This one is admittedly hard for me. I’m that guy who makes a schedule and likes to adhere to that (and who everyone else bitches about when they’re in the shower). I’m usually the first one up and the one then cajoling everyone else to get out of bed. I want to be certain places at certain times and in a sense it’s necessary to have someone anal retentive in your group (my friends are rolling their eyes and saying, “no, it’s not”). That being said, learn to roll with the punches. If your perfect itinerary is blown, so be it. Remember, you’re here first and foremost for the company and if everyone is having a good time, don’t be the Debbie Downer.
10) Pack snacks and Gatorade-
You will wake up later than you want. You may not have time for breakfast. The person who brought cliff bars and doughnuts is a savior. See also: you return home circa 2:30 AM and need Gatorade and a slim jim. Have them in your room. As previously mentioned, Wawa might not be right across the street (and if it is, well then you my friend hit the jackpot).
12) Don’t rely solely on GPS-
GPS’s are fine 99% of the time. Sometimes they don’t work. Also, there are rural parts of PA and NY (probably other places too-I’m just speaking from personal experience) where you won’t have service. Printing out mapquest before hand and at least having a general idea of where your route should be taking you can save a lot of headaches.
13) Keep everyone’s budget in mind-
You’re the one planning the trip right? That means you decide what you’ll be doing and where you’ll be saying, correct? Wrong. If you’re around my age then you’re at that weird stage of life where some people are making close to 6 figures while others are still in grad school scraping by on a bartender’s salary. Pick hotels and activities and places to eat that aren’t going to bankrupt any of your friends. It’s best if everyone is having fun, not just you.
14) Find co-conspirators-
It’ll be easier if you have a friend or two willing to help with the planning and execution process (I’m lucky in this regard). At the very least find a few people willing to help put down deposits.
15) Lie Your Face Off-
Telling everyone you need to be at your rafting reservations at 10 will ensure that you are all there for the 11:30 sign in.
*Bonus: don’t invite cheap friends.
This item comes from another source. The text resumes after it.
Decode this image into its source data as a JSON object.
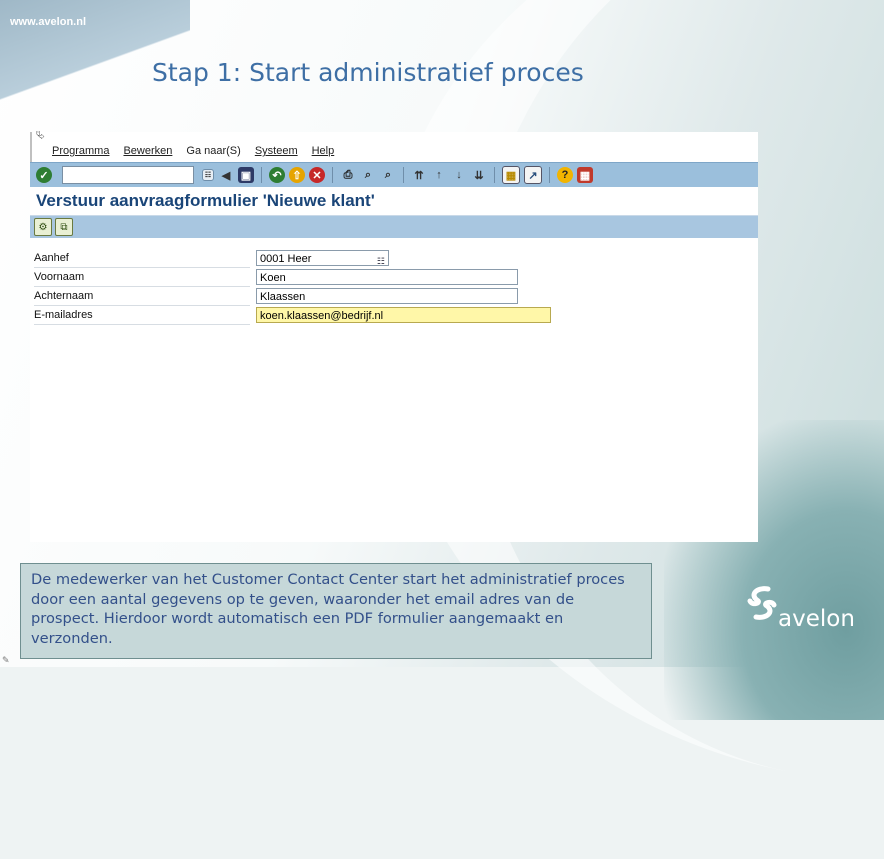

Thankfully most of my friends have little concept of the value of money, so I’ve yet to encounter this problem, but you will be splitting a lot of things: cabs, tips, bills, etc, and you want to make sure everyone is ponying up the correct amount.